I see myself, the winter warrior once more suiting up for the challenge at hand. It's not un-usual to mentally transcend my own suburban existance and fancy myself at Vostok, suiting up to check the telemetry settings on a perimeter wind-speed sensor. Perhaps a Canadian Mounted, pulling on heavy boots and lining his pockets with provisions for a midnight patrol along the Trans-Canada #1 in deep January. Not just some cube-jockey on his way to work to create another meaningless spreasheet, but something harder, more romantic. A Norweigan military policeman, looking out over the harsh Arctic waters, monitoring Russian patrol boat activity, as the winter sun barely peeks its head over the horizon behind me - perhaps putting thumb to pipe tobacco to pass the hours, waiting for my captain to return with a pot of hot tea. Certainly not "just" in Kansas, riding along a safe two-lane road. Perhaps to the motorists around me my mission is daring enough; to hold one's head defiant and walk past the car with its promise of speedy transport without icy winds and exposure, with the promise of heat and entertainment and a soft chair - to walk past all that without a moment's hesitation, to put instead metal spikes into icy slush, to play among the steel beasts at intersections and precariously defy convention, to travel as the harder peoples of only 100 years ago would have. Perhaps fantasy isn't neccessary. Perhaps abject refusal to subscribe to the notion that the human race has become soft by taking up the handlebars and putting my chin to my chest in a frigid headwind, facial hair gathering ice along the way, is enough. A noble choice, or a foolish one - it is mine to shoulder, and my own story to create. Whether making my way across the tundra with medicine for my family, or simply making my way to another day at work with a laptop - however I choose to describe it, it's DAMN good to throw my leg over the top tube again, and set off into the challenge. If it was easy, everyone would do it - and because not everyone does I can hold my head strong with pride in my own personal demonstration that this nation's men have NOT gotten soft. There are still some of us that would have it the hard way. Regardless of the freedoms we have earned and the luxuries we can afford, we choose to suffer, to remind ourselves what life is about.
Bring on the snow - I will not waver.
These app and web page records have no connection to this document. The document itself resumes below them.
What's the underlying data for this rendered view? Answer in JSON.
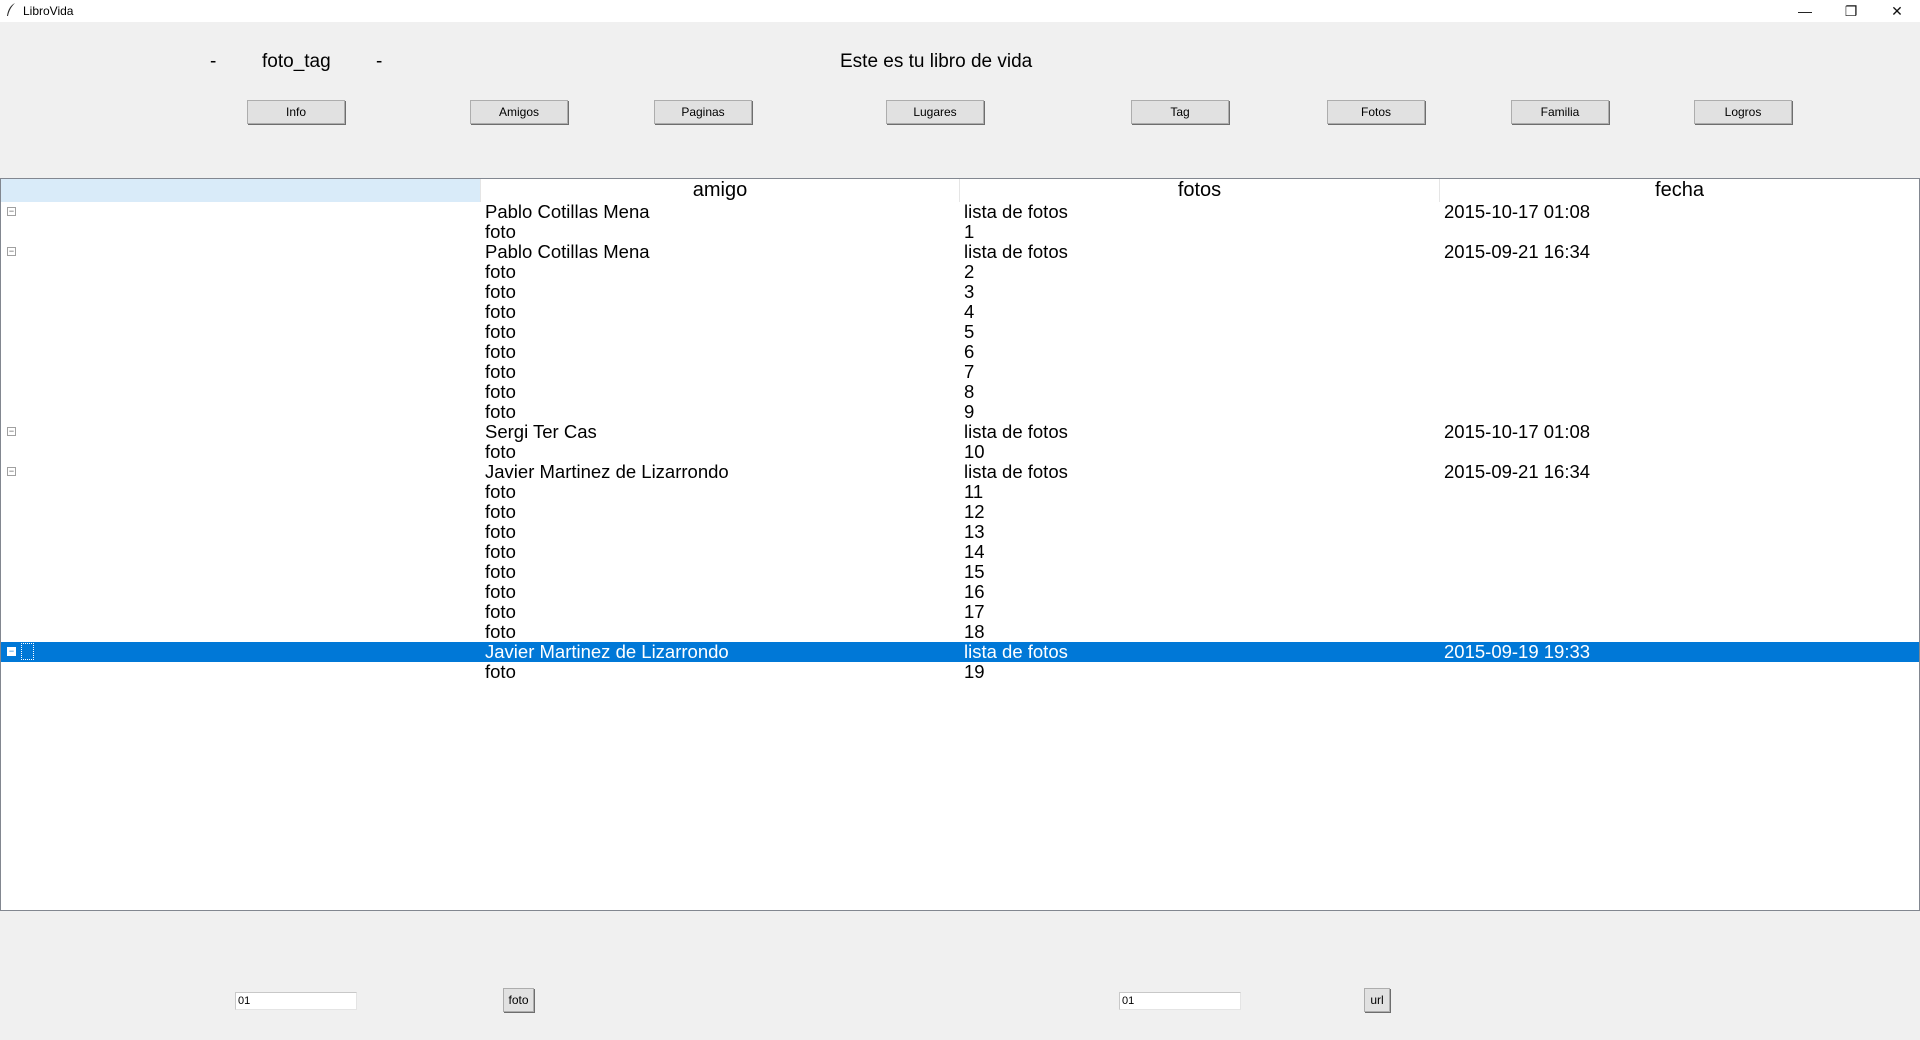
{
  "window": {
    "title": "LibroVida",
    "minimize": "—",
    "maximize": "❐",
    "close": "✕"
  },
  "header": {
    "left_dash": "-",
    "user": "foto_tag",
    "right_dash": "-",
    "title": "Este es tu libro de vida"
  },
  "nav": {
    "buttons": [
      "Info",
      "Amigos",
      "Paginas",
      "Lugares",
      "Tag",
      "Fotos",
      "Familia",
      "Logros"
    ]
  },
  "tree": {
    "columns": [
      "",
      "amigo",
      "fotos",
      "fecha"
    ],
    "rows": [
      {
        "expander": "−",
        "amigo": "Pablo Cotillas Mena",
        "fotos": "lista de fotos",
        "fecha": "2015-10-17 01:08"
      },
      {
        "amigo": "foto",
        "fotos": "1",
        "fecha": ""
      },
      {
        "expander": "−",
        "amigo": "Pablo Cotillas Mena",
        "fotos": "lista de fotos",
        "fecha": "2015-09-21 16:34"
      },
      {
        "amigo": "foto",
        "fotos": "2",
        "fecha": ""
      },
      {
        "amigo": "foto",
        "fotos": "3",
        "fecha": ""
      },
      {
        "amigo": "foto",
        "fotos": "4",
        "fecha": ""
      },
      {
        "amigo": "foto",
        "fotos": "5",
        "fecha": ""
      },
      {
        "amigo": "foto",
        "fotos": "6",
        "fecha": ""
      },
      {
        "amigo": "foto",
        "fotos": "7",
        "fecha": ""
      },
      {
        "amigo": "foto",
        "fotos": "8",
        "fecha": ""
      },
      {
        "amigo": "foto",
        "fotos": "9",
        "fecha": ""
      },
      {
        "expander": "−",
        "amigo": "Sergi Ter Cas",
        "fotos": "lista de fotos",
        "fecha": "2015-10-17 01:08"
      },
      {
        "amigo": "foto",
        "fotos": "10",
        "fecha": ""
      },
      {
        "expander": "−",
        "amigo": "Javier Martinez de Lizarrondo",
        "fotos": "lista de fotos",
        "fecha": "2015-09-21 16:34"
      },
      {
        "amigo": "foto",
        "fotos": "11",
        "fecha": ""
      },
      {
        "amigo": "foto",
        "fotos": "12",
        "fecha": ""
      },
      {
        "amigo": "foto",
        "fotos": "13",
        "fecha": ""
      },
      {
        "amigo": "foto",
        "fotos": "14",
        "fecha": ""
      },
      {
        "amigo": "foto",
        "fotos": "15",
        "fecha": ""
      },
      {
        "amigo": "foto",
        "fotos": "16",
        "fecha": ""
      },
      {
        "amigo": "foto",
        "fotos": "17",
        "fecha": ""
      },
      {
        "amigo": "foto",
        "fotos": "18",
        "fecha": ""
      },
      {
        "expander": "−",
        "amigo": "Javier Martinez de Lizarrondo",
        "fotos": "lista de fotos",
        "fecha": "2015-09-19 19:33",
        "selected": true
      },
      {
        "amigo": "foto",
        "fotos": "19",
        "fecha": ""
      }
    ]
  },
  "bottom": {
    "foto_id_value": "01",
    "foto_button": "foto",
    "url_id_value": "01",
    "url_button": "url"
  },
  "colors": {
    "selection": "#0078d7",
    "header_tree_cell": "#d9ebf9",
    "window_bg": "#f0f0f0"
  }
}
January 19, 2007

A new look -- sorta

Just got finished uploading new pages to the Commuterdude.com website, so take a peek when you get time -- the look and feel is nearly the same, as I don't have time to get everything into Flash animation and java applet format, etc. I just don't care THAT much, ya know?! Someday... But, for now, the menus have been updated with location markers to make navigation easier, and most importantly the Gear and Logistics pages have been changed to the HOW and WHAT pages, and the former lighting page has been absorbed into the new WHAT page. Explore, and enjoy -- the texts have also been updated and corrected to be a little more up to date, considering the last time I updated ANY of the content on commuter gear and lighting was August of 2001!!!! Yeesh. Anyone with a handlebar mounted LED headlight knows how out-of-date THAT page was. Yeesh.
Anyways -- I'm slowly re-emerging from the shadows, and back into the role of Team Captain, and you should also note that the Team and Ride update page has been updated a little as well -- the focus taken OFF the team itself, and placed on the RIDES that are coming up. If you scroll down, the team photos and info are still there -- just not as apparent as before. Now, you have one less click to get to the upcoming ride information, which is what most people are visiting that page for these days.

Our next team ride is Feb. 27th, a Saturday -- technically, the new year's day ride was out January edition -- so if you missed that one, too bad! Sorry!

Talk to you all soon!